Raises for veteran teachers is the first step of the framework. Teachers in steps 8-12 will receive increases ranging from 2.8 to 4.3 percent. Teachers in steps 13-36 will average a pay hike of 2 percent.
Beyond these raises, "Career Pathways for Teachers" establishes a pay structure that allows teachers to significantly increase their compensation beyond their base pay.
There are three fundamental pillars to the pay structure includes a professional pay schedule, which enables teachers to earn more money earlier in their careers with significant compensation increase opportunities on three-year cycles to be fully implemented by 2018.
It also allows educators to earn raises for locally-determined leadership roles, teaching high-need subjects, teaching in high-need schools and pursuing other opportunities for continuous improvement, and will be referred to as Career Pathways.
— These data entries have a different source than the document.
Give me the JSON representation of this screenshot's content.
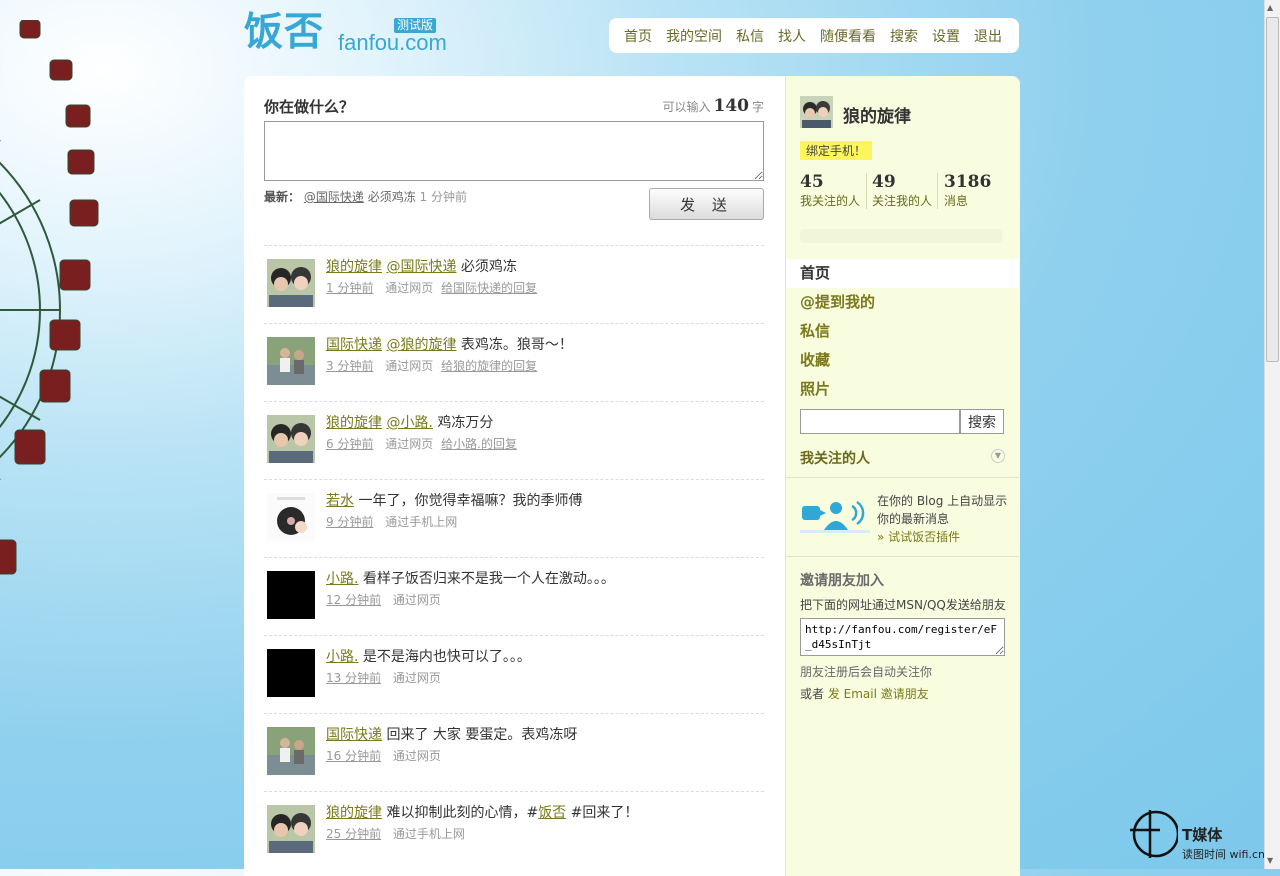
{
  "header": {
    "logo_zh": "饭否",
    "logo_en": "fanfou.com",
    "logo_badge": "测试版",
    "nav": [
      "首页",
      "我的空间",
      "私信",
      "找人",
      "随便看看",
      "搜索",
      "设置",
      "退出"
    ]
  },
  "composer": {
    "prompt": "你在做什么？",
    "counter_prefix": "可以输入",
    "counter_value": "140",
    "counter_suffix": "字",
    "latest_label": "最新：",
    "latest_mention": "@国际快递",
    "latest_text": "必须鸡冻",
    "latest_time": "1 分钟前",
    "send_label": "发 送"
  },
  "timeline": [
    {
      "author": "狼的旋律",
      "prefix": "",
      "mention": "@国际快递",
      "text": "必须鸡冻",
      "time": "1 分钟前",
      "via": "通过网页",
      "reply": "给国际快递的回复",
      "avatar": "photo-pair"
    },
    {
      "author": "国际快递",
      "prefix": "",
      "mention": "@狼的旋律",
      "text": "表鸡冻。狼哥～！",
      "time": "3 分钟前",
      "via": "通过网页",
      "reply": "给狼的旋律的回复",
      "avatar": "photo-outdoor"
    },
    {
      "author": "狼的旋律",
      "prefix": "",
      "mention": "@小路.",
      "text": "鸡冻万分",
      "time": "6 分钟前",
      "via": "通过网页",
      "reply": "给小路.的回复",
      "avatar": "photo-pair"
    },
    {
      "author": "若水",
      "prefix": "",
      "mention": "",
      "text": "一年了，你觉得幸福嘛？我的季师傅",
      "time": "9 分钟前",
      "via": "通过手机上网",
      "reply": "",
      "avatar": "photo-record"
    },
    {
      "author": "小路.",
      "prefix": "",
      "mention": "",
      "text": "看样子饭否归来不是我一个人在激动。。。",
      "time": "12 分钟前",
      "via": "通过网页",
      "reply": "",
      "avatar": "black"
    },
    {
      "author": "小路.",
      "prefix": "",
      "mention": "",
      "text": "是不是海内也快可以了。。。",
      "time": "13 分钟前",
      "via": "通过网页",
      "reply": "",
      "avatar": "black"
    },
    {
      "author": "国际快递",
      "prefix": "",
      "mention": "",
      "text": "回来了 大家 要蛋定。表鸡冻呀",
      "time": "16 分钟前",
      "via": "通过网页",
      "reply": "",
      "avatar": "photo-outdoor"
    },
    {
      "author": "狼的旋律",
      "prefix": "难以抑制此刻的心情，#",
      "mention": "饭否",
      "text": "#回来了！",
      "time": "25 分钟前",
      "via": "通过手机上网",
      "reply": "",
      "avatar": "photo-pair"
    }
  ],
  "sidebar": {
    "username": "狼的旋律",
    "bind_phone": "绑定手机！",
    "stats": [
      {
        "value": "45",
        "label": "我关注的人"
      },
      {
        "value": "49",
        "label": "关注我的人"
      },
      {
        "value": "3186",
        "label": "消息"
      }
    ],
    "menu": [
      "首页",
      "@提到我的",
      "私信",
      "收藏",
      "照片"
    ],
    "search_button": "搜索",
    "following_title": "我关注的人",
    "plugin_line1": "在你的 Blog 上自动显示",
    "plugin_line2": "你的最新消息",
    "plugin_link": "» 试试饭否插件",
    "invite_title": "邀请朋友加入",
    "invite_desc": "把下面的网址通过MSN/QQ发送给朋友",
    "invite_url": "http://fanfou.com/register/eF_d45sInTjt",
    "invite_note": "朋友注册后会自动关注你",
    "invite_email_prefix": "或者",
    "invite_email_link": "发 Email 邀请朋友"
  },
  "watermark": {
    "name": "T媒体",
    "sub": "读图时间 wifi.cn"
  },
  "colors": {
    "brand": "#37a7d6",
    "link": "#7a7a1a",
    "sidebar_bg": "#f9fde0"
  }
}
It will be implemented statewide also by 2018.
There is also a proposed career pathways fund -- a $9 million three-year fund that will assist school districts in the creation of local Career Pathways that encourage effective teachers to expand their impact and maximize student achievement.
Any pay increase would have to be approved by the Republican-led General Assembly.
"I appreciate the governor's leadership on these important education policy initiatives for the upcoming short session and look forward to learning more about his outlined proposals," said Speaker of the House Thom Tillis is a statement that was released following McCrory's announcement. "As I have said all along, raising state employee and teacher pay is a top priority for this legislative session and I am still confident we are well-positioned to move forward with that plan."
Wake County Schools Superintendent Jim Merrill was in the audience at the governor's announcement. The Wake School Board has been lobbying the legislature to boost teacher pay to stem the tide of Wake County teachers quitting for higher-paying jobs.
"Anything above zero is better than what it was. It's a good start," said Dr. Merrill. "The encouragement is that we're talking about a multi-year solution, and that's almost more important than plugging this year's hole."
In addition to the "Career Pathways for Teachers" framework, the governor announced he would increase funding for early childhood education by $3.6 million, would seek salary supplements for teachers who earn advanced degrees in the subjects they are teaching. The supplements will be 10 percent of the teacher's base pay.
McCrory also said he would double state funding for textbooks to $46 million, would work to establish a scholarship fund for newly separated veterans that will provide them essentially in-state tuition at University of North Carolina institutions, and state employees will receive a raise of $1,000 including benefits, which is an average of 2 percent.
The state's leading teacher's group, The NCAE , said they are encouraged to work with the governor on a new pay scale model, and new funding for early education. However, the group says the 2 percent raise is "inadequate."
North Carolina teacher pay is ranked 46th in the nation. The NCAE wants a 10 percent raise to help stop the growing flood of teachers fleeing the state for better paying jobs.